Please repeat the records beneath this task exactly as they appear, but skip the images.

═══ Source data

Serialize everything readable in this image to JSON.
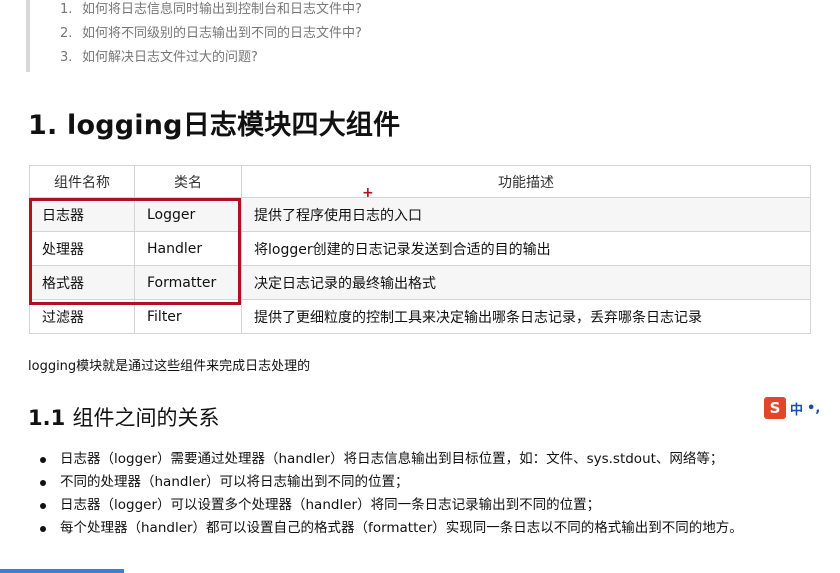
{
  "toc": [
    {
      "num": "1.",
      "text": "如何将日志信息同时输出到控制台和日志文件中?"
    },
    {
      "num": "2.",
      "text": "如何将不同级别的日志输出到不同的日志文件中?"
    },
    {
      "num": "3.",
      "text": "如何解决日志文件过大的问题?"
    }
  ],
  "section_title": "1. logging日志模块四大组件",
  "table": {
    "headers": [
      "组件名称",
      "类名",
      "功能描述"
    ],
    "rows": [
      [
        "日志器",
        "Logger",
        "提供了程序使用日志的入口"
      ],
      [
        "处理器",
        "Handler",
        "将logger创建的日志记录发送到合适的目的输出"
      ],
      [
        "格式器",
        "Formatter",
        "决定日志记录的最终输出格式"
      ],
      [
        "过滤器",
        "Filter",
        "提供了更细粒度的控制工具来决定输出哪条日志记录，丢弃哪条日志记录"
      ]
    ]
  },
  "cursor_glyph": "+",
  "summary": "logging模块就是通过这些组件来完成日志处理的",
  "subsection": {
    "num": "1.1",
    "title": "组件之间的关系"
  },
  "relations": [
    "日志器（logger）需要通过处理器（handler）将日志信息输出到目标位置，如：文件、sys.stdout、网络等；",
    "不同的处理器（handler）可以将日志输出到不同的位置；",
    "日志器（logger）可以设置多个处理器（handler）将同一条日志记录输出到不同的位置；",
    "每个处理器（handler）都可以设置自己的格式器（formatter）实现同一条日志以不同的格式输出到不同的地方。"
  ],
  "ime": {
    "logo": "S",
    "mode": "中",
    "punct": "•,"
  },
  "colors": {
    "highlight": "#b01020",
    "ime_logo": "#e2462a",
    "ime_text": "#1a4fa8"
  }
}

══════

= Task output =
Serialize everything readable in this image to JSON.
{
  "toc": [
    {
      "num": "1.",
      "text": "如何将日志信息同时输出到控制台和日志文件中?"
    },
    {
      "num": "2.",
      "text": "如何将不同级别的日志输出到不同的日志文件中?"
    },
    {
      "num": "3.",
      "text": "如何解决日志文件过大的问题?"
    }
  ],
  "section_title": "1. logging日志模块四大组件",
  "table": {
    "headers": [
      "组件名称",
      "类名",
      "功能描述"
    ],
    "rows": [
      [
        "日志器",
        "Logger",
        "提供了程序使用日志的入口"
      ],
      [
        "处理器",
        "Handler",
        "将logger创建的日志记录发送到合适的目的输出"
      ],
      [
        "格式器",
        "Formatter",
        "决定日志记录的最终输出格式"
      ],
      [
        "过滤器",
        "Filter",
        "提供了更细粒度的控制工具来决定输出哪条日志记录，丢弃哪条日志记录"
      ]
    ]
  },
  "cursor_glyph": "+",
  "summary": "logging模块就是通过这些组件来完成日志处理的",
  "subsection": {
    "num": "1.1",
    "title": "组件之间的关系"
  },
  "relations": [
    "日志器（logger）需要通过处理器（handler）将日志信息输出到目标位置，如：文件、sys.stdout、网络等；",
    "不同的处理器（handler）可以将日志输出到不同的位置；",
    "日志器（logger）可以设置多个处理器（handler）将同一条日志记录输出到不同的位置；",
    "每个处理器（handler）都可以设置自己的格式器（formatter）实现同一条日志以不同的格式输出到不同的地方。"
  ],
  "ime": {
    "logo": "S",
    "mode": "中",
    "punct": "•,"
  },
  "colors": {
    "highlight": "#b01020",
    "ime_logo": "#e2462a",
    "ime_text": "#1a4fa8"
  }
}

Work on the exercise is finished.